Department of Chemistry, University of Florida, PO Box 117200 Gainesville, FL 32611-7200, USA

10:35 AM
Inorganic Chemistry

The discovery of fascinating giant molecular clusters of paramagnetic metal ions (metal nuclearity of 30 or greater, and diameters up to 4.3 nm) has garnered immense interest due to their relevance to chemistry, physics, and materials science. The allure of diverse giant clusters is rooted in their fantastic features, such as their aesthetically-pleasing architectures, nanoscale size regime, and phenomenal physical properties. These features uniquely position giant clusters at the interface between the classical and quantum realms. Mn-O clusters are at the forefront of 3d transition metal giant clusters, owing to the relevance of Mn to molecular magnetism, especially single-molecule magnets (SMMs). The largest homometallic Mn-O cluster and SMM to date was synthesized by our group over a decade ago: the Mn84­ torus is a SMM and with a diameter of ~4.3 nm, it truly straddles the classical-quantum interface. Over a decade later, our group reported a second member in the family, the Mn­70 torus, the second largest SMM and Mn-O cluster to date. Herein, we present the revitalized and systematic investigation into this family of giant torus-like clusters, in order to further deduce which synthetic and structural parameters dictate the curvature and thus the nuclearity of the product, paving the way for targeted syntheses and the discovery of new giant Mn-O clusters.

Green Methods for the Synthesis of Anti-Cancer Resveratrol Analogues

Daniel H. Paull

Florida Gulf Coast University

10:15 AM
Organic Chemistry

Resveratrol analogues have been widely tested in all kinds of aging-related disorders in the last decade, and their use has only increased because of successes in several diverse areas, including anti-inflammatory, cardioprotective, and anti-cancer.
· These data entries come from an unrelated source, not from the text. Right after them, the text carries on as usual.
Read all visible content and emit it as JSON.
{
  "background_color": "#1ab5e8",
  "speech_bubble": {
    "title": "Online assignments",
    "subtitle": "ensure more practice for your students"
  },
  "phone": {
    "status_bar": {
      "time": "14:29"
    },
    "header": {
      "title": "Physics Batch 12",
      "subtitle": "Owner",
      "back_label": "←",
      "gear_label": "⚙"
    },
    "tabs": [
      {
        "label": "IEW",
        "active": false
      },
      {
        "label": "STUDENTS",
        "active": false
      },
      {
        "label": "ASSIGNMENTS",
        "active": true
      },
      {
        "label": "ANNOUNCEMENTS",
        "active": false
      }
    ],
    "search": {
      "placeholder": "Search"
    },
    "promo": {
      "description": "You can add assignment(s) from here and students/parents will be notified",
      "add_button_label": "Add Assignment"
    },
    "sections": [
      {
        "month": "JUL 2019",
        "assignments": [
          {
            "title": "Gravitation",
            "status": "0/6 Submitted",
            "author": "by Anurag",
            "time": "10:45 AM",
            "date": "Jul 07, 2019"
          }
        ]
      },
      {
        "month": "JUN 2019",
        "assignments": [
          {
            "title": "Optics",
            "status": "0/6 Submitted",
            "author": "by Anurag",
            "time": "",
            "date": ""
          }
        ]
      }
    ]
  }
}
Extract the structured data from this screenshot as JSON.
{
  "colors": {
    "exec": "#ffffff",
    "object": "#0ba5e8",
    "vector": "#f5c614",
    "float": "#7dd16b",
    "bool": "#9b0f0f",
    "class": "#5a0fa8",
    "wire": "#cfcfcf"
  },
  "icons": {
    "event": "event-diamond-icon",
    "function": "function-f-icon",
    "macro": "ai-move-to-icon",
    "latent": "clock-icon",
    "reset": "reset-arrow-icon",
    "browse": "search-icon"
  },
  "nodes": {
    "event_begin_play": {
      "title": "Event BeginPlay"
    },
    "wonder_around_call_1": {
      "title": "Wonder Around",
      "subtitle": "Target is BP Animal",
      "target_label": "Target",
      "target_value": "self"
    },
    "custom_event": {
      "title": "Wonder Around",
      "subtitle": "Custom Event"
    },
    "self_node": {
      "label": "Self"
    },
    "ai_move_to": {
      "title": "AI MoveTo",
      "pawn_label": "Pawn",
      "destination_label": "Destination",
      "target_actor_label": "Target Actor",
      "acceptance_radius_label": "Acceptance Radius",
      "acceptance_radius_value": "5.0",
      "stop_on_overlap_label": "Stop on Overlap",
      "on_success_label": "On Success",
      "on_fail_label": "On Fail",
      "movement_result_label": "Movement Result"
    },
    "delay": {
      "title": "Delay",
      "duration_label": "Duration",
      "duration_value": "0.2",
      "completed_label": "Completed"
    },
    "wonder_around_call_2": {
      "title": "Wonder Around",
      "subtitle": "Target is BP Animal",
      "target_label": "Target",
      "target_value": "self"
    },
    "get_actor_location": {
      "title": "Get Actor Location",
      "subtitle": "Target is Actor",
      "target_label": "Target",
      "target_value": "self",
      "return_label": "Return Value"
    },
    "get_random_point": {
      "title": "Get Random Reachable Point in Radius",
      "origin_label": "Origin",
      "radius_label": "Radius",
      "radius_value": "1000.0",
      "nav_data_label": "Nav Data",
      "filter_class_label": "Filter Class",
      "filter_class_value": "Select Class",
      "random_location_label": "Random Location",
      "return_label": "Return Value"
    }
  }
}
Likewise, we need an ever-expanding library of synthetic methods for their production, especially ones that are easy, quick, efficient, and clean. These green principles guide our method development, and we have three distinct methods to present.

The products we synthesize are tested against various breast cancer cell lines, and we have found several that are active against, and induce metastasis-inhibiting morphological changes in, triple-negative breast cancer cell lines. We are currently designing and synthesizing a second, more focused set of compounds for testing. This application will be presented along with the advantages of each green method for these syntheses.